My first brain MRI 

A few months into the treatment I decided to attend the Living Beyond Breast Cancer conference for people with metastatic cancer.  I didn’t know anyone else with this disease and wanted to meet people and learn as much as I could.  It was a fantastic event, and I met a group of women that became friends and great sources for support. Unfortunately, most of these wonderful women are no longer here, and I miss them very much.

Back to the hotel

I woke up in the middle of the night and felt that the back of my head was sticky. I got out of bed and realized I was bleeding.  I woke up my boyfriend all panicked.  We think I must have hit my head on the nightstand.  I freaked out worrying that maybe I hit my head worse than I thought, so we decided to go to the nearby hospital. The doctor at the hospital gave me a simple stitch. I called my doctor the following day, and she set an appointment with a neurologist who ordered an MRI.  What I didn’t know was that my doctors were concerned that perhaps I had a seizure. The MRI ended up showing a little spot that would not have caused a seizure. The next MRI was a few months later and showed that it shrunk. They said that means it’s either not a Met or the Xeloda is working, however, it reemerged in the following MRI and was larger. I was advised by my neuro team to get rid of it. They recommended SRS (stereotactic radiosurgery), which enables a high dose of radiation to be pinpointed to a single spot.

SRS treatment 

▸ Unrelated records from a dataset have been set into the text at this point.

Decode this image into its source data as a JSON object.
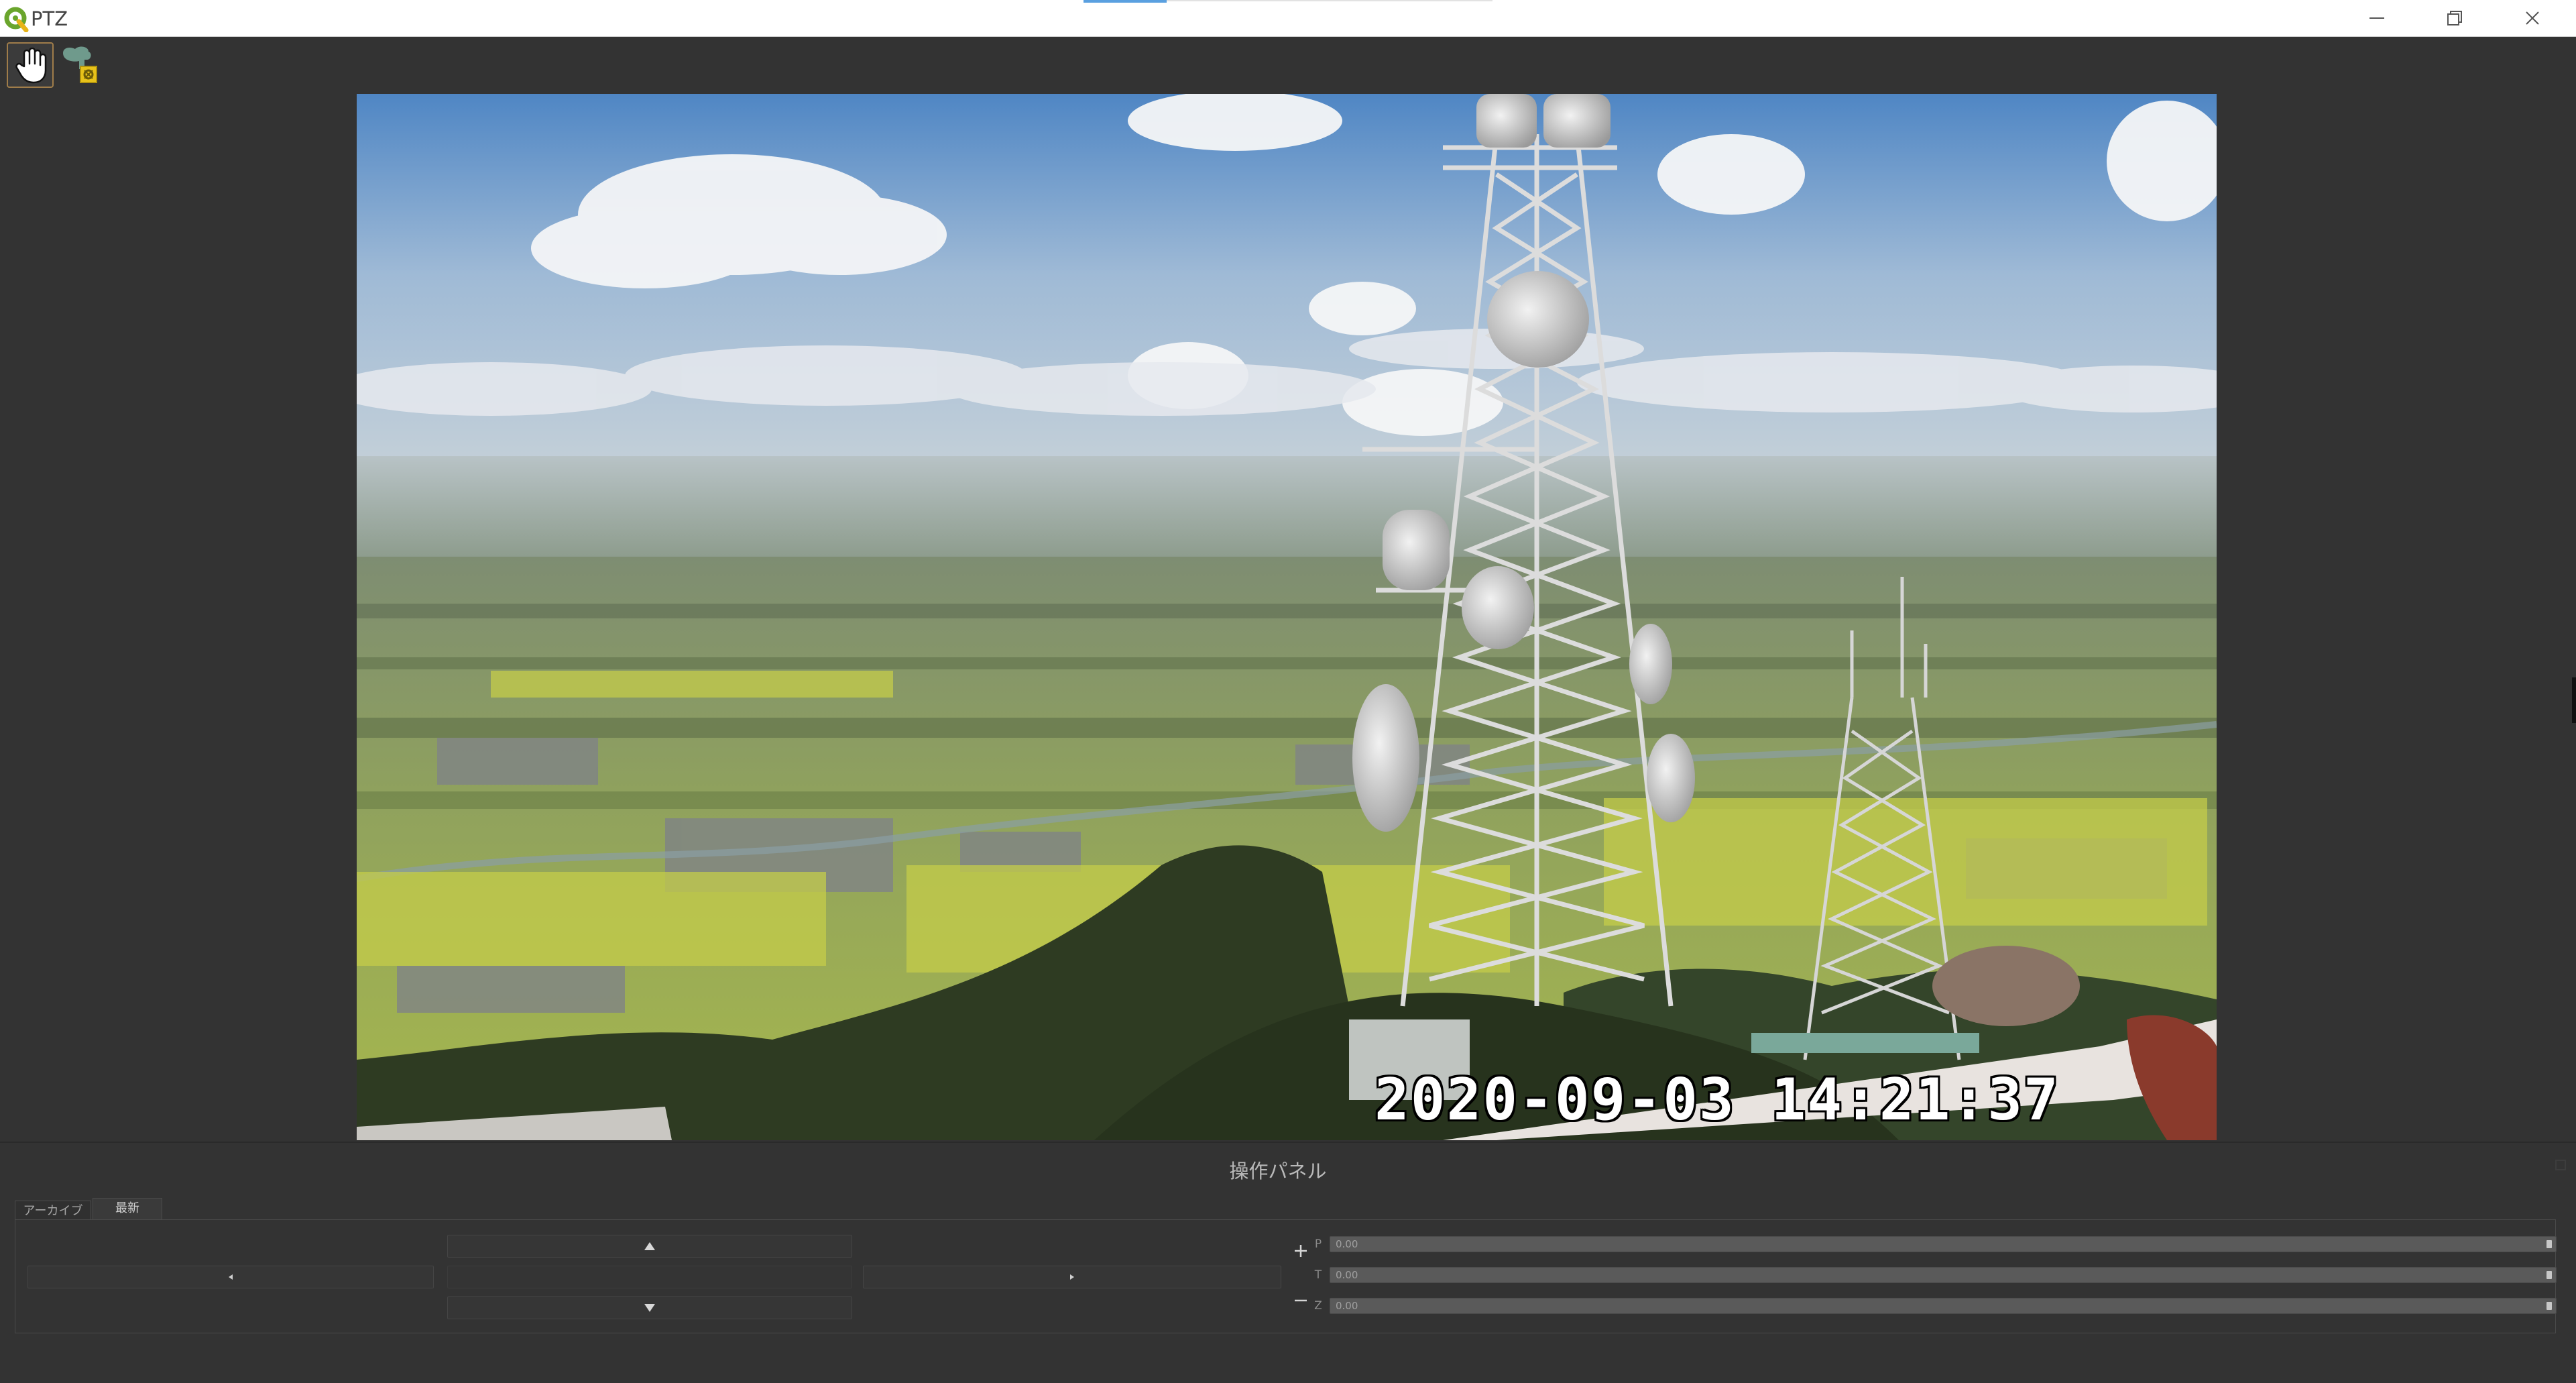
{
  "window": {
    "title": "PTZ",
    "app_icon": "q-logo-icon",
    "controls": [
      "minimize-icon",
      "restore-icon",
      "close-icon"
    ]
  },
  "toolbar": {
    "tools": [
      {
        "name": "hand-pan-tool",
        "icon": "hand-cursor-icon",
        "selected": true
      },
      {
        "name": "map-layer-tool",
        "icon": "map-layer-icon",
        "selected": false
      }
    ]
  },
  "video": {
    "scene": "camera-feed",
    "timestamp": "2020-09-03 14:21:37"
  },
  "panel": {
    "title": "操作パネル",
    "tabs": [
      {
        "label": "アーカイブ",
        "active": false
      },
      {
        "label": "最新",
        "active": true
      }
    ],
    "direction_buttons": [
      "up-arrow-icon",
      "left-arrow-icon",
      "right-arrow-icon",
      "down-arrow-icon"
    ],
    "zoom_buttons": [
      "plus-icon",
      "minus-icon"
    ],
    "sliders": {
      "pan": {
        "label": "P",
        "value": "0.00"
      },
      "tilt": {
        "label": "T",
        "value": "0.00"
      },
      "zoom": {
        "label": "Z",
        "value": "0.00"
      }
    }
  },
  "colors": {
    "background": "#333333",
    "titlebar": "#ffffff",
    "accent": "#5aa0e0",
    "selected_tool_border": "#a07d4a"
  }
}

The radiation is composed of hundreds of beams, but they have too small of a dose of radiation to hurt or impact other parts of the brain. What makes this work so brilliantly is the system can be programmed to make sure that the beams only intersect at the location of the tumor, where they now have a dosage high enough to impact the tumor. The former physics major in me was highly intrigued.

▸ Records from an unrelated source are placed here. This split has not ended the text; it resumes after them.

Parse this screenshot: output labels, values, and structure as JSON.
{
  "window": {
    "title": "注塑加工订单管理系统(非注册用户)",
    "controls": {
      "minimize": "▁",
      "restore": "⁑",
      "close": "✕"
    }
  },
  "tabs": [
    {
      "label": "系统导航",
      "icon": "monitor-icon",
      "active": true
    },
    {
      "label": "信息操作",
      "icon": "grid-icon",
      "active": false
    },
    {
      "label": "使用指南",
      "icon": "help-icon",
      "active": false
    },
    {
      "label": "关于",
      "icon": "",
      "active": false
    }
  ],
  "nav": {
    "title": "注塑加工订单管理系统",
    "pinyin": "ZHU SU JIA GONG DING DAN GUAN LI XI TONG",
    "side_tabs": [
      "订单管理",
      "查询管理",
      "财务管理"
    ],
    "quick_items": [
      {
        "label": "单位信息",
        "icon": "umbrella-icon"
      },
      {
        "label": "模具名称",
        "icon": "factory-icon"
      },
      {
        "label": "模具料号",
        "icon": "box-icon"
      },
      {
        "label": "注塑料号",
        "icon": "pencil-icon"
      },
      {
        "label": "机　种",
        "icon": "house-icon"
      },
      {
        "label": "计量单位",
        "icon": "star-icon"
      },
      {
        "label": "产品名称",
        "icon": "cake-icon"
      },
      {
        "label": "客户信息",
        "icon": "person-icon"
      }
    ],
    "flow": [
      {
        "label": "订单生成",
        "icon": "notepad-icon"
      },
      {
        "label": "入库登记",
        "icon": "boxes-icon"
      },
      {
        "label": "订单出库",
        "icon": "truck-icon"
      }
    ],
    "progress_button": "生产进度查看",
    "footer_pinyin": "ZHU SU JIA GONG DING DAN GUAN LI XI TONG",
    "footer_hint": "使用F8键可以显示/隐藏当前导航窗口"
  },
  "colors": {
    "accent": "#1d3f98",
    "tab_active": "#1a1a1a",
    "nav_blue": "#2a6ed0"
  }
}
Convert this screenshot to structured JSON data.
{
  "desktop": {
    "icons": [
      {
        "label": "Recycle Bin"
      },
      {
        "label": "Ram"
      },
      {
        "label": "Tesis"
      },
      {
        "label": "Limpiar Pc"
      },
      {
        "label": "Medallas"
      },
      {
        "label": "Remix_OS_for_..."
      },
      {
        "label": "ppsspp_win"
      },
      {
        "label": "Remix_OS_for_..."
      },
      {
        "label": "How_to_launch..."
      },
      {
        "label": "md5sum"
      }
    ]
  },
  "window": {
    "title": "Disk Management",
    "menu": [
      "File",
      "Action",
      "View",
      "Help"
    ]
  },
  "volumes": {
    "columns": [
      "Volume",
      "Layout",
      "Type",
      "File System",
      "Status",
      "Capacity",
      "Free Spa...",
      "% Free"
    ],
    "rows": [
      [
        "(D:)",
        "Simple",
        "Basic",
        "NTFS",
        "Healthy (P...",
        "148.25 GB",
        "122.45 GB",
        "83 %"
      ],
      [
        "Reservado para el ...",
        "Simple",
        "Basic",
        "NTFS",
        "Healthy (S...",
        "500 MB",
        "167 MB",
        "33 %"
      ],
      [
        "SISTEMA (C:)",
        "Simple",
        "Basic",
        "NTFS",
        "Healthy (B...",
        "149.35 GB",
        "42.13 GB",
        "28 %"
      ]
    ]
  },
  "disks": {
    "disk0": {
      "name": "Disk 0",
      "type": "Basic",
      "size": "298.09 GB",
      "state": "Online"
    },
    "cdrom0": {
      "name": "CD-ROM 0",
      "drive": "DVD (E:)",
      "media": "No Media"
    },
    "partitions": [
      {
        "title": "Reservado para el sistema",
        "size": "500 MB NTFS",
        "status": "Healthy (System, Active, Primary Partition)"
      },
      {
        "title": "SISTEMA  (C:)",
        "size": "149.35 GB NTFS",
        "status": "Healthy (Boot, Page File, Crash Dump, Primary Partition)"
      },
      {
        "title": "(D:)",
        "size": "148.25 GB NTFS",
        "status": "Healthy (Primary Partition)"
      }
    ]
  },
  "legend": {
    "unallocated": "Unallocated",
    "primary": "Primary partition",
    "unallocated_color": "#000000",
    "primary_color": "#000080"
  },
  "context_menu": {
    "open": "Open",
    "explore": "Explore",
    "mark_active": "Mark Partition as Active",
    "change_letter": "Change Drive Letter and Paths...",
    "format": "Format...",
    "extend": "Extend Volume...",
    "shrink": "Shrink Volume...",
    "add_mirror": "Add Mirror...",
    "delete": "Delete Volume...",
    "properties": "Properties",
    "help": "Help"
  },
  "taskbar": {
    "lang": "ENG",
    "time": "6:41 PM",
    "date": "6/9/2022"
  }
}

For this to work, your head must be perfectly still. This is accomplished in various ways depending on the system used and where you are treated. At my hospital, they use a mask that is customized to your face. The bottom of the mask is screwed into the machine. Once you have a custom mask, you wear it, and it is also screwed into the bottom mask.

Getting the mask made was no picnic. I felt it hard to breathe and swallow and couldn’t wait to get it off.I got used to it pretty fast, which is lucky for me since I’ve used it multiple times since that first time. This is a picture of me right before my first SRS radiation. I was nervous about the side effects, but otherwise, I was comfortable and okay with the mask. I can imagine that claustrophobic people may have a hard time getting used to this.

Here I am after it was over, sending a pic to family and friends.


Ongoing treatment

My main side effect was fatigue. It’s now been over seven years since then, and I’ve had multiple SRS sessions. They typically would break the SRS session into three sessions. In general, it seems to work well for me in that the targeted mets will either shrink, disappear or stabilize. My biggest concern now is wondering how long can I continue to zap away the new mets as they arrive? How can we prevent them from arriving in the first place? I’m looking at new medications that may help make a difference for brain mets.

I recently participated in a clinical trial with Immunotherapy (Pembrolizumab) and SRS. The theory is that the immunotherapy if taken right before the SRS could enable an immune response against the nontargeted mets.  So, for the trial, the radiation targets some mets and we look to see if other mets nearby are stabilizing or reducing, etc. I had some success with it, but I am no longer on the trial since I had a progression with one of the nearby mets. 

My recommendation to everyone is to keep yourself knowledgeable. Keep learning about possible treatments. It does help to learn how to live with ambiguity because there are not always clear answers.

I wish everyone much success with their treatments. Here’s to living life with brain mets!